Exercise: Please restate each line of the data that follows word for word, skipping any image.

******

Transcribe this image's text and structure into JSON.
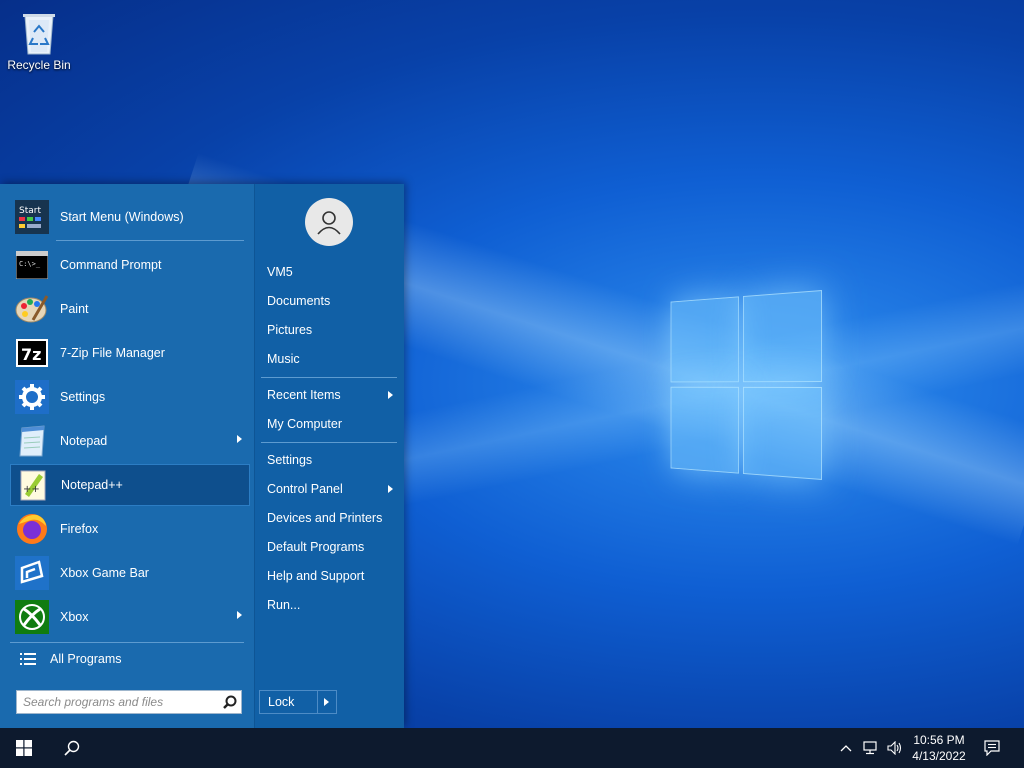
{
  "desktop": {
    "recycle_bin_label": "Recycle Bin"
  },
  "start_menu": {
    "programs": [
      {
        "label": "Start Menu (Windows)",
        "icon": "start-menu-icon",
        "submenu": false
      },
      {
        "label": "Command Prompt",
        "icon": "command-prompt-icon",
        "submenu": false
      },
      {
        "label": "Paint",
        "icon": "paint-icon",
        "submenu": false
      },
      {
        "label": "7-Zip File Manager",
        "icon": "7zip-icon",
        "submenu": false
      },
      {
        "label": "Settings",
        "icon": "gear-icon",
        "submenu": false
      },
      {
        "label": "Notepad",
        "icon": "notepad-icon",
        "submenu": true
      },
      {
        "label": "Notepad++",
        "icon": "notepad-plus-plus-icon",
        "submenu": false,
        "selected": true
      },
      {
        "label": "Firefox",
        "icon": "firefox-icon",
        "submenu": false
      },
      {
        "label": "Xbox Game Bar",
        "icon": "xbox-game-bar-icon",
        "submenu": false
      },
      {
        "label": "Xbox",
        "icon": "xbox-icon",
        "submenu": true
      }
    ],
    "all_programs_label": "All Programs",
    "search_placeholder": "Search programs and files",
    "right_items": [
      {
        "label": "VM5",
        "submenu": false
      },
      {
        "label": "Documents",
        "submenu": false
      },
      {
        "label": "Pictures",
        "submenu": false
      },
      {
        "label": "Music",
        "submenu": false
      },
      {
        "label": "Recent Items",
        "submenu": true
      },
      {
        "label": "My Computer",
        "submenu": false
      },
      {
        "label": "Settings",
        "submenu": false
      },
      {
        "label": "Control Panel",
        "submenu": true
      },
      {
        "label": "Devices and Printers",
        "submenu": false
      },
      {
        "label": "Default Programs",
        "submenu": false
      },
      {
        "label": "Help and Support",
        "submenu": false
      },
      {
        "label": "Run...",
        "submenu": false
      }
    ],
    "lock_label": "Lock"
  },
  "taskbar": {
    "time": "10:56 PM",
    "date": "4/13/2022"
  },
  "colors": {
    "menu_left": "#1a6aae",
    "menu_right": "#1160a6",
    "selected": "#0e4f8d",
    "taskbar": "#0d1a2e"
  }
}
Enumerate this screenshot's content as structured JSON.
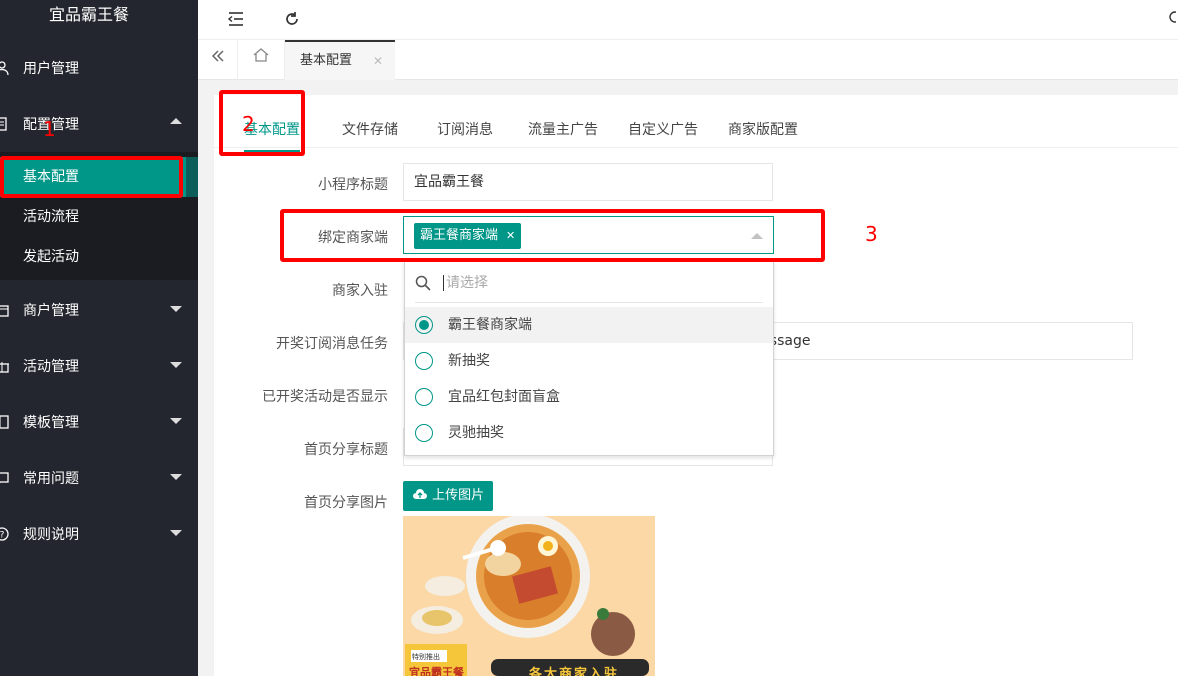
{
  "app": {
    "title": "宜品霸王餐"
  },
  "sidebar": {
    "items": [
      {
        "label": "用户管理",
        "icon": "user-icon"
      },
      {
        "label": "配置管理",
        "icon": "settings-icon",
        "expanded": true
      },
      {
        "label": "商户管理",
        "icon": "shop-icon"
      },
      {
        "label": "活动管理",
        "icon": "gift-icon"
      },
      {
        "label": "模板管理",
        "icon": "template-icon"
      },
      {
        "label": "常用问题",
        "icon": "question-icon"
      },
      {
        "label": "规则说明",
        "icon": "info-icon"
      }
    ],
    "subitems": [
      {
        "label": "基本配置",
        "active": true
      },
      {
        "label": "活动流程"
      },
      {
        "label": "发起活动"
      }
    ]
  },
  "tabbar": {
    "active_tab": "基本配置"
  },
  "content_tabs": [
    "基本配置",
    "文件存储",
    "订阅消息",
    "流量主广告",
    "自定义广告",
    "商家版配置"
  ],
  "form": {
    "mini_title_label": "小程序标题",
    "mini_title_value": "宜品霸王餐",
    "bind_label": "绑定商家端",
    "bind_chip": "霸王餐商家端",
    "merchant_entry_label": "商家入驻",
    "lottery_task_label": "开奖订阅消息任务",
    "lottery_task_value": "n=lingchi_bwc&a=wxapp&do=index&action=kjMessage",
    "show_finished_label": "已开奖活动是否显示",
    "share_title_label": "首页分享标题",
    "share_image_label": "首页分享图片",
    "upload_label": "上传图片"
  },
  "dropdown": {
    "placeholder": "请选择",
    "options": [
      {
        "label": "霸王餐商家端",
        "selected": true
      },
      {
        "label": "新抽奖"
      },
      {
        "label": "宜品红包封面盲盒"
      },
      {
        "label": "灵驰抽奖"
      }
    ]
  },
  "preview": {
    "badge": "特别推出",
    "brand": "宜品霸王餐",
    "slogan": "各大商家入驻"
  },
  "annotations": [
    "1",
    "2",
    "3"
  ],
  "colors": {
    "accent": "#009688",
    "sidebar": "#23262e",
    "annotation": "#ff0000"
  }
}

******

Task result:
Transcribe this image's text and structure into JSON.
{
  "desktop": {
    "recycle_bin_label": "Recycle Bin"
  },
  "start_menu": {
    "programs": [
      {
        "label": "Start Menu (Windows)",
        "icon": "start-menu-icon",
        "submenu": false
      },
      {
        "label": "Command Prompt",
        "icon": "command-prompt-icon",
        "submenu": false
      },
      {
        "label": "Paint",
        "icon": "paint-icon",
        "submenu": false
      },
      {
        "label": "7-Zip File Manager",
        "icon": "7zip-icon",
        "submenu": false
      },
      {
        "label": "Settings",
        "icon": "gear-icon",
        "submenu": false
      },
      {
        "label": "Notepad",
        "icon": "notepad-icon",
        "submenu": true
      },
      {
        "label": "Notepad++",
        "icon": "notepad-plus-plus-icon",
        "submenu": false,
        "selected": true
      },
      {
        "label": "Firefox",
        "icon": "firefox-icon",
        "submenu": false
      },
      {
        "label": "Xbox Game Bar",
        "icon": "xbox-game-bar-icon",
        "submenu": false
      },
      {
        "label": "Xbox",
        "icon": "xbox-icon",
        "submenu": true
      }
    ],
    "all_programs_label": "All Programs",
    "search_placeholder": "Search programs and files",
    "right_items": [
      {
        "label": "VM5",
        "submenu": false
      },
      {
        "label": "Documents",
        "submenu": false
      },
      {
        "label": "Pictures",
        "submenu": false
      },
      {
        "label": "Music",
        "submenu": false
      },
      {
        "label": "Recent Items",
        "submenu": true
      },
      {
        "label": "My Computer",
        "submenu": false
      },
      {
        "label": "Settings",
        "submenu": false
      },
      {
        "label": "Control Panel",
        "submenu": true
      },
      {
        "label": "Devices and Printers",
        "submenu": false
      },
      {
        "label": "Default Programs",
        "submenu": false
      },
      {
        "label": "Help and Support",
        "submenu": false
      },
      {
        "label": "Run...",
        "submenu": false
      }
    ],
    "lock_label": "Lock"
  },
  "taskbar": {
    "time": "10:56 PM",
    "date": "4/13/2022"
  },
  "colors": {
    "menu_left": "#1a6aae",
    "menu_right": "#1160a6",
    "selected": "#0e4f8d",
    "taskbar": "#0d1a2e"
  }
}
Enumerate this screenshot's content as structured JSON.
{
  "app": {
    "title": "宜品霸王餐"
  },
  "sidebar": {
    "items": [
      {
        "label": "用户管理",
        "icon": "user-icon"
      },
      {
        "label": "配置管理",
        "icon": "settings-icon",
        "expanded": true
      },
      {
        "label": "商户管理",
        "icon": "shop-icon"
      },
      {
        "label": "活动管理",
        "icon": "gift-icon"
      },
      {
        "label": "模板管理",
        "icon": "template-icon"
      },
      {
        "label": "常用问题",
        "icon": "question-icon"
      },
      {
        "label": "规则说明",
        "icon": "info-icon"
      }
    ],
    "subitems": [
      {
        "label": "基本配置",
        "active": true
      },
      {
        "label": "活动流程"
      },
      {
        "label": "发起活动"
      }
    ]
  },
  "tabbar": {
    "active_tab": "基本配置"
  },
  "content_tabs": [
    "基本配置",
    "文件存储",
    "订阅消息",
    "流量主广告",
    "自定义广告",
    "商家版配置"
  ],
  "form": {
    "mini_title_label": "小程序标题",
    "mini_title_value": "宜品霸王餐",
    "bind_label": "绑定商家端",
    "bind_chip": "霸王餐商家端",
    "merchant_entry_label": "商家入驻",
    "lottery_task_label": "开奖订阅消息任务",
    "lottery_task_value": "n=lingchi_bwc&a=wxapp&do=index&action=kjMessage",
    "show_finished_label": "已开奖活动是否显示",
    "share_title_label": "首页分享标题",
    "share_image_label": "首页分享图片",
    "upload_label": "上传图片"
  },
  "dropdown": {
    "placeholder": "请选择",
    "options": [
      {
        "label": "霸王餐商家端",
        "selected": true
      },
      {
        "label": "新抽奖"
      },
      {
        "label": "宜品红包封面盲盒"
      },
      {
        "label": "灵驰抽奖"
      }
    ]
  },
  "preview": {
    "badge": "特别推出",
    "brand": "宜品霸王餐",
    "slogan": "各大商家入驻"
  },
  "annotations": [
    "1",
    "2",
    "3"
  ],
  "colors": {
    "accent": "#009688",
    "sidebar": "#23262e",
    "annotation": "#ff0000"
  }
}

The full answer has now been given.